Interface dataset entries:
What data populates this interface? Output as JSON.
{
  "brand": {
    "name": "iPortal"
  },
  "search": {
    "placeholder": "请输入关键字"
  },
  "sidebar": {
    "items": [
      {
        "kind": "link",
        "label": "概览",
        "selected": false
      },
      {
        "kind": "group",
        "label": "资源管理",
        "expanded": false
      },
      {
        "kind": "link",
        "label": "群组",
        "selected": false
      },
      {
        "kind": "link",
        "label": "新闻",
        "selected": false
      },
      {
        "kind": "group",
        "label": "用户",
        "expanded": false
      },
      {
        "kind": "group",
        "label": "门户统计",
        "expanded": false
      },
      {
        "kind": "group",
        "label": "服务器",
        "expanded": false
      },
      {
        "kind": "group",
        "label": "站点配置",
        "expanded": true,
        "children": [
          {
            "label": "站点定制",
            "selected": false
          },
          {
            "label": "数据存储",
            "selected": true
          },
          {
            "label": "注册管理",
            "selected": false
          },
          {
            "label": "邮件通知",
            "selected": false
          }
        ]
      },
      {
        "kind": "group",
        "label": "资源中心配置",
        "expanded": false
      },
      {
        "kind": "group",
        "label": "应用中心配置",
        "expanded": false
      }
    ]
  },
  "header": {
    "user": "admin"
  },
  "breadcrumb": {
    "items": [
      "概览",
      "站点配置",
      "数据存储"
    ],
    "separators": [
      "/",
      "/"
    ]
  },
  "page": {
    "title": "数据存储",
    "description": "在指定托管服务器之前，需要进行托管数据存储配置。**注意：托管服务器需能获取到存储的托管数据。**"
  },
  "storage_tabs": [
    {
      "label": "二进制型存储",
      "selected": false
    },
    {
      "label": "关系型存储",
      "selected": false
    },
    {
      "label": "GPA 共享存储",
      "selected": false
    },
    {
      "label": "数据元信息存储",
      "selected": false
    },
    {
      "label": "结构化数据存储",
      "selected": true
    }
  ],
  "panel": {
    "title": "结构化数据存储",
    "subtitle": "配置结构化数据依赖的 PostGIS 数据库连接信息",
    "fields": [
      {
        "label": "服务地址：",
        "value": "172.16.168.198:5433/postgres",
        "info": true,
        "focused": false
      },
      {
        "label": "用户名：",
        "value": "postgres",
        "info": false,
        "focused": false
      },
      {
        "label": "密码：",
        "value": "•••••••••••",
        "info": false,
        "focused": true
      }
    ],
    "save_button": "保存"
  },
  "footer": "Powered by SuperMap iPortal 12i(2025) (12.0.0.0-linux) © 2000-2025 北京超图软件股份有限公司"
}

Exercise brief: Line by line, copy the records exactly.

Result for this exercise:
What data populates this interface? Output as JSON.
{
  "brand": {
    "name": "iPortal"
  },
  "search": {
    "placeholder": "请输入关键字"
  },
  "sidebar": {
    "items": [
      {
        "kind": "link",
        "label": "概览",
        "selected": false
      },
      {
        "kind": "group",
        "label": "资源管理",
        "expanded": false
      },
      {
        "kind": "link",
        "label": "群组",
        "selected": false
      },
      {
        "kind": "link",
        "label": "新闻",
        "selected": false
      },
      {
        "kind": "group",
        "label": "用户",
        "expanded": false
      },
      {
        "kind": "group",
        "label": "门户统计",
        "expanded": false
      },
      {
        "kind": "group",
        "label": "服务器",
        "expanded": false
      },
      {
        "kind": "group",
        "label": "站点配置",
        "expanded": true,
        "children": [
          {
            "label": "站点定制",
            "selected": false
          },
          {
            "label": "数据存储",
            "selected": true
          },
          {
            "label": "注册管理",
            "selected": false
          },
          {
            "label": "邮件通知",
            "selected": false
          }
        ]
      },
      {
        "kind": "group",
        "label": "资源中心配置",
        "expanded": false
      },
      {
        "kind": "group",
        "label": "应用中心配置",
        "expanded": false
      }
    ]
  },
  "header": {
    "user": "admin"
  },
  "breadcrumb": {
    "items": [
      "概览",
      "站点配置",
      "数据存储"
    ],
    "separators": [
      "/",
      "/"
    ]
  },
  "page": {
    "title": "数据存储",
    "description": "在指定托管服务器之前，需要进行托管数据存储配置。**注意：托管服务器需能获取到存储的托管数据。**"
  },
  "storage_tabs": [
    {
      "label": "二进制型存储",
      "selected": false
    },
    {
      "label": "关系型存储",
      "selected": false
    },
    {
      "label": "GPA 共享存储",
      "selected": false
    },
    {
      "label": "数据元信息存储",
      "selected": false
    },
    {
      "label": "结构化数据存储",
      "selected": true
    }
  ],
  "panel": {
    "title": "结构化数据存储",
    "subtitle": "配置结构化数据依赖的 PostGIS 数据库连接信息",
    "fields": [
      {
        "label": "服务地址：",
        "value": "172.16.168.198:5433/postgres",
        "info": true,
        "focused": false
      },
      {
        "label": "用户名：",
        "value": "postgres",
        "info": false,
        "focused": false
      },
      {
        "label": "密码：",
        "value": "•••••••••••",
        "info": false,
        "focused": true
      }
    ],
    "save_button": "保存"
  },
  "footer": "Powered by SuperMap iPortal 12i(2025) (12.0.0.0-linux) © 2000-2025 北京超图软件股份有限公司"
}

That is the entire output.